> _Task directions_
Go over the data and copy out each line with "text" in it.

:::::

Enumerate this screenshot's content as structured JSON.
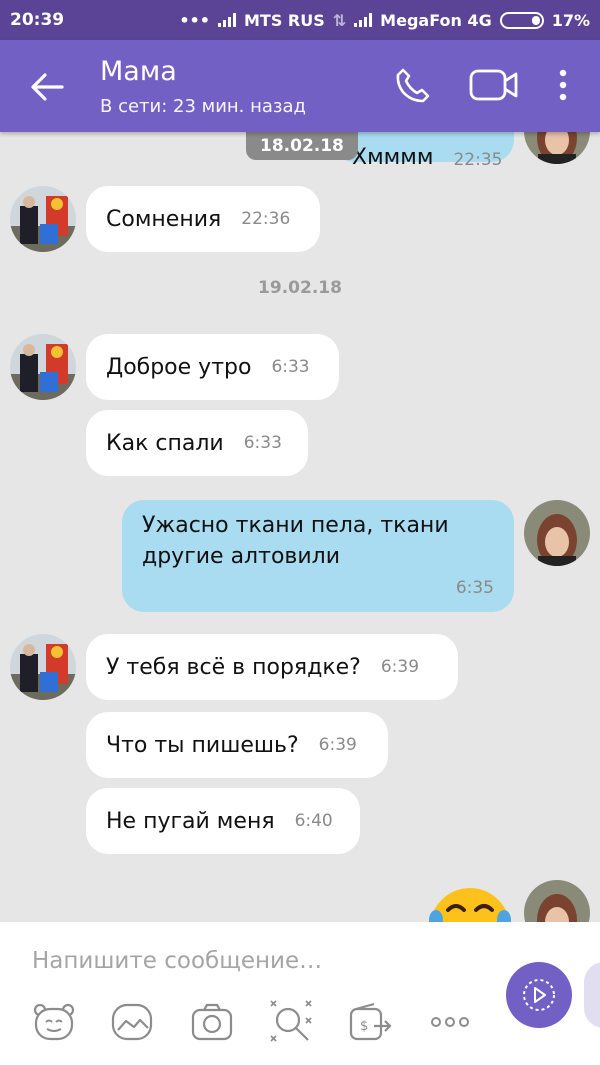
{
  "status_bar": {
    "time": "20:39",
    "carrier1": "MTS RUS",
    "carrier2": "MegaFon 4G",
    "battery": "17%"
  },
  "header": {
    "contact_name": "Мама",
    "status": "В сети: 23 мин. назад",
    "icons": [
      "back-arrow-icon",
      "phone-icon",
      "video-call-icon",
      "more-vertical-icon"
    ]
  },
  "chat": {
    "partial_outgoing": {
      "text": "Хмммм",
      "time": "22:35"
    },
    "date_pill": "18.02.18",
    "msg1": {
      "text": "Сомнения",
      "time": "22:36"
    },
    "date_sep": "19.02.18",
    "msg2": {
      "text": "Доброе утро",
      "time": "6:33"
    },
    "msg3": {
      "text": "Как спали",
      "time": "6:33"
    },
    "msg4": {
      "line1": "Ужасно ткани пела, ткани",
      "line2": "другие алтовили",
      "time": "6:35"
    },
    "msg5": {
      "text": "У тебя всё в порядке?",
      "time": "6:39"
    },
    "msg6": {
      "text": "Что ты пишешь?",
      "time": "6:39"
    },
    "msg7": {
      "text": "Не пугай меня",
      "time": "6:40"
    },
    "sticker": "laughing-emoji"
  },
  "composer": {
    "placeholder": "Напишите сообщение…",
    "icons": [
      "sticker-icon",
      "gallery-icon",
      "camera-icon",
      "doodle-icon",
      "money-transfer-icon",
      "more-horizontal-icon",
      "send-voice-icon"
    ]
  },
  "colors": {
    "status_bar": "#5b4496",
    "header": "#7360c4",
    "chat_bg": "#e6e6e6",
    "incoming": "#ffffff",
    "outgoing": "#a9dcf0",
    "accent": "#7360c4"
  }
}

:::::

> _Response_
      "text": "Хмммм",
      "text": "Сомнения",
      "text": "Доброе утро",
      "text": "Как спали",
      "text": "У тебя всё в порядке?",
      "text": "Что ты пишешь?",
      "text": "Не пугай меня",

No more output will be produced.